Do you hate taxes, or do you hate paying more than your fair share of them? Is your concern how much you pay in taxes or how much you keep of your income and assets? I had a relative who never made over $30,000 per year in income his whole life, yet put all his retirement savings in municipal bonds so he wouldn’t have to pay income tax.
When it comes to estate planning, consider the unpopular federal estate tax – at a 40% tax rate, it is real and has the potential to damage or even destroy a family business. But, despite all the bad press on this tax, it’s overrated. Why? Because, odds are you’re not going to pay a federal estate tax. The estate tax is not aimed at the controversial “One Percent” audience, i.e. the top one percent of income earners. Actually, under the current estate tax rules, it is projected that only one tenth of one percent of estates will be subject to a federal estate tax. The 40% tax, which admittedly is a whopper, doesn’t kick in until an individual dies with an estate in excess of $5.34 million ($10.68 million for a married couple). This eliminates all but the truly wealthy from the estate tax.
So let’s get out of thinking of estate planning as estate tax planning. For the overwhelming number of estates, there are many other factors than the estate tax that can frustrate a decedent’s intentions. Some of these are lifetime factors which wreck the estate even before death. Others are costs incurred while the estate is being probated and distributed. And, yet, others are caused by lack of liquidity when cash is needed to complete the estate plan.
Keep in mind, estate planning ultimately involves disposition of your property after you die. In most cases, this means issues dealing with family. The question you may want to ask yourself is, “Does my estate plan pass on the assets I want … to the people I want … in the way I want?”
In my recent Forbes column, I examine this question and other key factors that should be considered in an estate plan before you worry about estate taxes.
Steve Parrish is a regular contributor on Forbes.com, discussing issues and trends that impact business owners.
While this communication may be used to promote or market a transaction or an idea that is discussed in the publication, it is intended to provide general information about the subject matter covered and is provided with the understanding that none of the member companies of The Principal® are rendering legal, accounting, or tax advice.
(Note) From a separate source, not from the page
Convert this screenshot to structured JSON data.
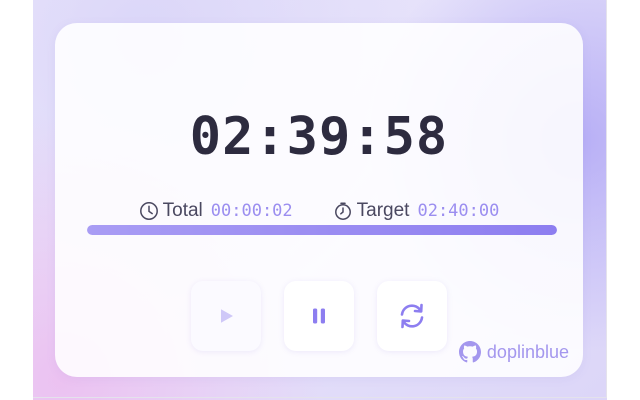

It is not a marketed opinion and may not be used to avoid penalties under the Internal Revenue Code. You should consult with appropriate counsel or other advisors on all matters pertaining to legal, tax, or accounting obligations and requirements.